*** Information ***

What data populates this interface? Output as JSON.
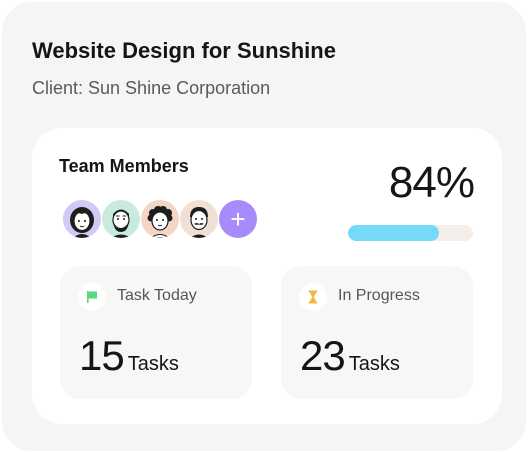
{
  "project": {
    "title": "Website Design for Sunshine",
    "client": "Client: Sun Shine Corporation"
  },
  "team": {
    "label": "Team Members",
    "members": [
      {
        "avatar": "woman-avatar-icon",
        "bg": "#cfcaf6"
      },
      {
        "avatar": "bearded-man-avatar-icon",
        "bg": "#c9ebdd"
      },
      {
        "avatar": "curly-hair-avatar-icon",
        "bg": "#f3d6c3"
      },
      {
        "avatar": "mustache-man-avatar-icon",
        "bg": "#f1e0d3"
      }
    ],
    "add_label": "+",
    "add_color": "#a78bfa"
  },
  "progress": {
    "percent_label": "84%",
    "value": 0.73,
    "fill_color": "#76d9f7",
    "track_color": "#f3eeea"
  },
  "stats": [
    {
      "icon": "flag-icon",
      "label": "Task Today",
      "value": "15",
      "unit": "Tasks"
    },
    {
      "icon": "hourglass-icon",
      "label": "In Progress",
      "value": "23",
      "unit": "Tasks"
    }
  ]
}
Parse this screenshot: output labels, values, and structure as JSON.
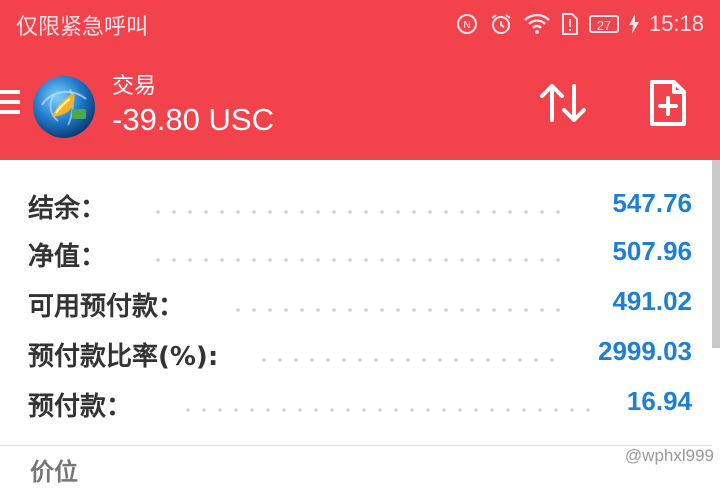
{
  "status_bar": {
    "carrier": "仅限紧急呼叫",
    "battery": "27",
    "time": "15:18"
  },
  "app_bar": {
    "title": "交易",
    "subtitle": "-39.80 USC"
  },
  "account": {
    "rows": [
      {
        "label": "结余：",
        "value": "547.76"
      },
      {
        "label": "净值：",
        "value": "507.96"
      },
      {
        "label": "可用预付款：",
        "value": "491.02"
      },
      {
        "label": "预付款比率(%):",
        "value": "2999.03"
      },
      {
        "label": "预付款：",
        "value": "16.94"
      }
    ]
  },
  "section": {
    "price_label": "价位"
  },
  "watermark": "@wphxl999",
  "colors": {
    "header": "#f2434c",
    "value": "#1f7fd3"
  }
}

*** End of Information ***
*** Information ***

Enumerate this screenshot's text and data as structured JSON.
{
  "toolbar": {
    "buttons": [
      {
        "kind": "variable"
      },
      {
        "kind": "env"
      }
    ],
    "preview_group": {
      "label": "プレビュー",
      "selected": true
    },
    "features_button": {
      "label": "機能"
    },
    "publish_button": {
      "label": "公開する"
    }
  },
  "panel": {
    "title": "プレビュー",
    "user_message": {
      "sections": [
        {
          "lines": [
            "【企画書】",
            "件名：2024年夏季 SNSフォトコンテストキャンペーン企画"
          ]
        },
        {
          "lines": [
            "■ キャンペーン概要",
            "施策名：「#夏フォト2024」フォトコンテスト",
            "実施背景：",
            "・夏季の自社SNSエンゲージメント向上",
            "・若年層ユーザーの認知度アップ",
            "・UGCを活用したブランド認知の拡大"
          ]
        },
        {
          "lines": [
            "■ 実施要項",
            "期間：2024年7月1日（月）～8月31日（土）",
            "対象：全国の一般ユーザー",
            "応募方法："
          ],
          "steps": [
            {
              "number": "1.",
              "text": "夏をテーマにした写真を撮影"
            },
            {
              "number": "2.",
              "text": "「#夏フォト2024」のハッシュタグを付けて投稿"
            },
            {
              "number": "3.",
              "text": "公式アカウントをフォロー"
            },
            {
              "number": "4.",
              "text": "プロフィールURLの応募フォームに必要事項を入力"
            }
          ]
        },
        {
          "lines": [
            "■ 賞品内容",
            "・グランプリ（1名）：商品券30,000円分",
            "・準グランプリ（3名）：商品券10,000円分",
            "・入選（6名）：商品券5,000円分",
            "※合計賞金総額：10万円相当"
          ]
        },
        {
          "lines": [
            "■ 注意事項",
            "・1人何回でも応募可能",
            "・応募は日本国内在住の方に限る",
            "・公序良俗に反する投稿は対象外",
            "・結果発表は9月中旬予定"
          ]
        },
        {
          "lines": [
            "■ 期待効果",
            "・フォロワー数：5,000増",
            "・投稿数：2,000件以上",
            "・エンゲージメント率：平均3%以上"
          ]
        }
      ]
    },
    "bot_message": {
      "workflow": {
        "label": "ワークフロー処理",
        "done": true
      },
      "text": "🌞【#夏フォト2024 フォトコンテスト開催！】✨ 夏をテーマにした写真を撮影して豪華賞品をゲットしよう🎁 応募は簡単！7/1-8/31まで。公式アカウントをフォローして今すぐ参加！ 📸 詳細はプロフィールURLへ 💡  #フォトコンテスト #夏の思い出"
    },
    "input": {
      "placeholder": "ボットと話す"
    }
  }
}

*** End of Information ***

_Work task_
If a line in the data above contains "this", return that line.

_Task response_
What data populates this interface? Output as JSON.
Parse this screenshot: output labels, values, and structure as JSON.
Enumerate this screenshot's text and data as structured JSON.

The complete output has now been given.